There exists a possibility of trips on any circuit depending on how heavily it used. I hesitate to call them nuisance trips because they are responding to amperage in excess of the wires ampacity. If you report this one you might as well report the possibility of trips on all the breakers in the panel unless you know that this one presents a special problem.

I dont agree.

A single wire correctly sized on a single breaker usually works fine, unless it's not designed correctly. But with two wires to a single breaker (say two #12 on a 20A breaker ... which is up to about 50A using typical 60C NM wire, or 60A using 90C THHN wire) either with a pigtail or a breaker listed for two wires (e.g. SQD QO) the likelihood of nuisance trips increases dramatically. Also, many times this is done with a panel that is undersized to begin with, with a lack of breaker spaces, which just adds salt to the wound.

Not alerting your client to the fact that there could be nuisance trips if the two circuits connected to the single breaker are heavily loaded, or that it might be an indication of an overloaded panel if it was done because there were no more breaker spaces, would be poor practice for an HI in my opinion.

JMO and 2-nickels ... ![icon_wink.gif](upload://ssT9V5t45yjlgXqiFRXL04eXtqw.gif)


--
Robert O'Connor, PE
Eagle Engineering ?
Eagle Eye Inspections ?
NACHI Education Committee

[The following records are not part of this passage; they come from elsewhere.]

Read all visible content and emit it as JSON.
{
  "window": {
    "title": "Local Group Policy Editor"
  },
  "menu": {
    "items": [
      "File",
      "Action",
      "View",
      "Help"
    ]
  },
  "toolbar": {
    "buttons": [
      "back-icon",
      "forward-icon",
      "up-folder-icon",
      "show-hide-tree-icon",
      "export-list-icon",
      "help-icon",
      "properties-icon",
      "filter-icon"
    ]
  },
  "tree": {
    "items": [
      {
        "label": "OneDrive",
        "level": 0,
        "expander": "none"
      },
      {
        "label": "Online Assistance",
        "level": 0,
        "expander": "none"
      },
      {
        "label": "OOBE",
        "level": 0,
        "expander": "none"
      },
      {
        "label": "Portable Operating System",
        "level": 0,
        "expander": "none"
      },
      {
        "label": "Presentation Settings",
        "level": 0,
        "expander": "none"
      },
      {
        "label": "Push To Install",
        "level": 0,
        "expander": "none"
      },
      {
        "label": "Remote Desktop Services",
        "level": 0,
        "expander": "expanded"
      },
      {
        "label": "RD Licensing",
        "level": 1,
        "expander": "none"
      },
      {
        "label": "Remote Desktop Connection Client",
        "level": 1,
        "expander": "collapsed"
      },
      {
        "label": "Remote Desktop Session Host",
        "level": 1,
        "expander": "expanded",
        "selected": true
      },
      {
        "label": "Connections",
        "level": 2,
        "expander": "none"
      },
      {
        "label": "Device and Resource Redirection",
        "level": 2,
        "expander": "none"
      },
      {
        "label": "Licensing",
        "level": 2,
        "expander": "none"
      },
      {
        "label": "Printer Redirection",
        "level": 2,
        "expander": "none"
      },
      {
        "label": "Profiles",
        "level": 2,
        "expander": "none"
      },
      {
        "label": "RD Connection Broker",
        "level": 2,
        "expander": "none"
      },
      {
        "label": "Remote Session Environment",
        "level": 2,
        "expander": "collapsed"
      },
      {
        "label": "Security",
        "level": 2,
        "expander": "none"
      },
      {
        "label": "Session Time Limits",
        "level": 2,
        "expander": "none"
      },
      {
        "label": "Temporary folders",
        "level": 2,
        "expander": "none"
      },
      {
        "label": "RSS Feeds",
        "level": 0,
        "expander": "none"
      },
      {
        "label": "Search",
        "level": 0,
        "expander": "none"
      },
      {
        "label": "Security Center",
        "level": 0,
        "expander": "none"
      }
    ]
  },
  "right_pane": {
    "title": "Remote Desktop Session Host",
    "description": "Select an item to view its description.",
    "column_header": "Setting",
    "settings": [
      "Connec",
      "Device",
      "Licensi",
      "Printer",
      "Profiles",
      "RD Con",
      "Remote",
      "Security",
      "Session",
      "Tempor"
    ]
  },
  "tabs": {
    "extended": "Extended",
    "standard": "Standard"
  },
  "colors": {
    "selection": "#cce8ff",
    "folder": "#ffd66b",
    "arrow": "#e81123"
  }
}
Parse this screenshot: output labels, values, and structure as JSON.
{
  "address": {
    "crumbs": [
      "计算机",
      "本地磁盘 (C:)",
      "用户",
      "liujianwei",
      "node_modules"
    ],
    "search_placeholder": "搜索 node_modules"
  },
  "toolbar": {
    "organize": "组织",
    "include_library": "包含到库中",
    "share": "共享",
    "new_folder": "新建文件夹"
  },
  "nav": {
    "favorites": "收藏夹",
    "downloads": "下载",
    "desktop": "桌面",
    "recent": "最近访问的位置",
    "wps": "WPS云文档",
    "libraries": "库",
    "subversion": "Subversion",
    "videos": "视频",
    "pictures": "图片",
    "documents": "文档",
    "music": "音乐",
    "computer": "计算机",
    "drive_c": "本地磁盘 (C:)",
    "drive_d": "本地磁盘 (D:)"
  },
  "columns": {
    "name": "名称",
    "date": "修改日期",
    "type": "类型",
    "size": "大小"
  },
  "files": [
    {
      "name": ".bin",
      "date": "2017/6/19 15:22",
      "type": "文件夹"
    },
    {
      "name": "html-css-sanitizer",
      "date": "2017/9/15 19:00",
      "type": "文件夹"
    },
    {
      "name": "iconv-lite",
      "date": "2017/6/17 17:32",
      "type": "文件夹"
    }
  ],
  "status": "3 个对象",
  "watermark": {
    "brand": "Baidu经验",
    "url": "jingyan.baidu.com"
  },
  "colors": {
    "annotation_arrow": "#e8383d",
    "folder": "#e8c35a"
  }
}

I am absolutely amazed sometimes by how much thought goes into doing things wrong